[Start of section]

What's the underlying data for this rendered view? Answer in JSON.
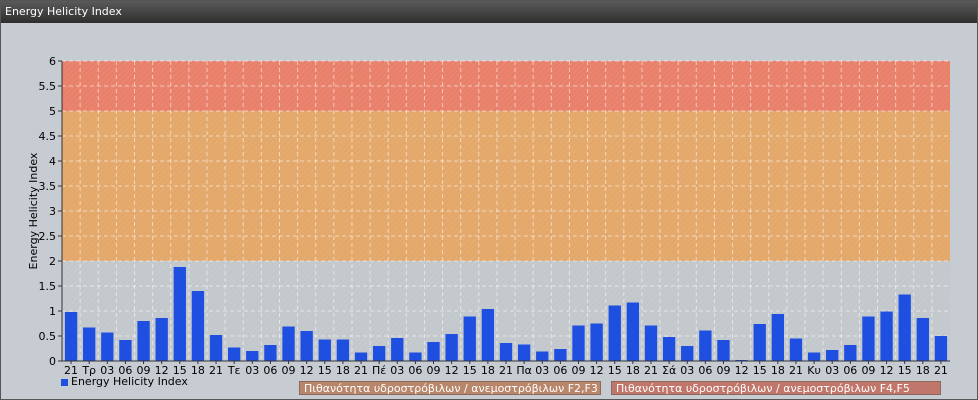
{
  "window": {
    "title": "Energy Helicity Index"
  },
  "colors": {
    "bar": "#1e4fe0",
    "band_low": "#c3c8cc",
    "band_mid": "#e3a86a",
    "band_high": "#e8806a",
    "legend_mid": "#b8866a",
    "legend_high": "#c0766a"
  },
  "legend": {
    "series_label": "Energy Helicity Index",
    "band_mid_label": "Πιθανότητα υδροστρόβιλων / ανεμοστρόβιλων F2,F3",
    "band_high_label": "Πιθανότητα υδροστρόβιλων / ανεμοστρόβιλων F4,F5"
  },
  "chart_data": {
    "type": "bar",
    "ylabel": "Energy Helicity Index",
    "ylim": [
      0,
      6
    ],
    "yticks": [
      "0",
      "0.5",
      "1",
      "1.5",
      "2",
      "2.5",
      "3",
      "3.5",
      "4",
      "4.5",
      "5",
      "5.5",
      "6"
    ],
    "bands": [
      {
        "from": 0,
        "to": 2,
        "color": "#c3c8cc"
      },
      {
        "from": 2,
        "to": 5,
        "color": "#e3a86a"
      },
      {
        "from": 5,
        "to": 6,
        "color": "#e8806a"
      }
    ],
    "categories": [
      "21",
      "Τρ",
      "03",
      "06",
      "09",
      "12",
      "15",
      "18",
      "21",
      "Τε",
      "03",
      "06",
      "09",
      "12",
      "15",
      "18",
      "21",
      "Πέ",
      "03",
      "06",
      "09",
      "12",
      "15",
      "18",
      "21",
      "Πα",
      "03",
      "06",
      "09",
      "12",
      "15",
      "18",
      "21",
      "Σά",
      "03",
      "06",
      "09",
      "12",
      "15",
      "18",
      "21",
      "Κυ",
      "03",
      "06",
      "09",
      "12",
      "15",
      "18",
      "21"
    ],
    "series": [
      {
        "name": "Energy Helicity Index",
        "values": [
          0.98,
          0.67,
          0.57,
          0.42,
          0.8,
          0.86,
          1.88,
          1.4,
          0.52,
          0.27,
          0.2,
          0.32,
          0.69,
          0.6,
          0.43,
          0.43,
          0.17,
          0.3,
          0.46,
          0.17,
          0.38,
          0.54,
          0.89,
          1.04,
          0.36,
          0.33,
          0.19,
          0.24,
          0.71,
          0.75,
          1.11,
          1.17,
          0.71,
          0.48,
          0.3,
          0.61,
          0.42,
          0.02,
          0.74,
          0.94,
          0.45,
          0.17,
          0.22,
          0.32,
          0.89,
          0.99,
          1.33,
          0.86,
          0.5
        ]
      }
    ]
  }
}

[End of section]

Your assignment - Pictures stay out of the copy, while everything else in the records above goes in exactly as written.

Task solution -
What's the underlying data for this rendered view? Answer in JSON.
{
  "window": {
    "title": "Energy Helicity Index"
  },
  "colors": {
    "bar": "#1e4fe0",
    "band_low": "#c3c8cc",
    "band_mid": "#e3a86a",
    "band_high": "#e8806a",
    "legend_mid": "#b8866a",
    "legend_high": "#c0766a"
  },
  "legend": {
    "series_label": "Energy Helicity Index",
    "band_mid_label": "Πιθανότητα υδροστρόβιλων / ανεμοστρόβιλων F2,F3",
    "band_high_label": "Πιθανότητα υδροστρόβιλων / ανεμοστρόβιλων F4,F5"
  },
  "chart_data": {
    "type": "bar",
    "ylabel": "Energy Helicity Index",
    "ylim": [
      0,
      6
    ],
    "yticks": [
      "0",
      "0.5",
      "1",
      "1.5",
      "2",
      "2.5",
      "3",
      "3.5",
      "4",
      "4.5",
      "5",
      "5.5",
      "6"
    ],
    "bands": [
      {
        "from": 0,
        "to": 2,
        "color": "#c3c8cc"
      },
      {
        "from": 2,
        "to": 5,
        "color": "#e3a86a"
      },
      {
        "from": 5,
        "to": 6,
        "color": "#e8806a"
      }
    ],
    "categories": [
      "21",
      "Τρ",
      "03",
      "06",
      "09",
      "12",
      "15",
      "18",
      "21",
      "Τε",
      "03",
      "06",
      "09",
      "12",
      "15",
      "18",
      "21",
      "Πέ",
      "03",
      "06",
      "09",
      "12",
      "15",
      "18",
      "21",
      "Πα",
      "03",
      "06",
      "09",
      "12",
      "15",
      "18",
      "21",
      "Σά",
      "03",
      "06",
      "09",
      "12",
      "15",
      "18",
      "21",
      "Κυ",
      "03",
      "06",
      "09",
      "12",
      "15",
      "18",
      "21"
    ],
    "series": [
      {
        "name": "Energy Helicity Index",
        "values": [
          0.98,
          0.67,
          0.57,
          0.42,
          0.8,
          0.86,
          1.88,
          1.4,
          0.52,
          0.27,
          0.2,
          0.32,
          0.69,
          0.6,
          0.43,
          0.43,
          0.17,
          0.3,
          0.46,
          0.17,
          0.38,
          0.54,
          0.89,
          1.04,
          0.36,
          0.33,
          0.19,
          0.24,
          0.71,
          0.75,
          1.11,
          1.17,
          0.71,
          0.48,
          0.3,
          0.61,
          0.42,
          0.02,
          0.74,
          0.94,
          0.45,
          0.17,
          0.22,
          0.32,
          0.89,
          0.99,
          1.33,
          0.86,
          0.5
        ]
      }
    ]
  }
}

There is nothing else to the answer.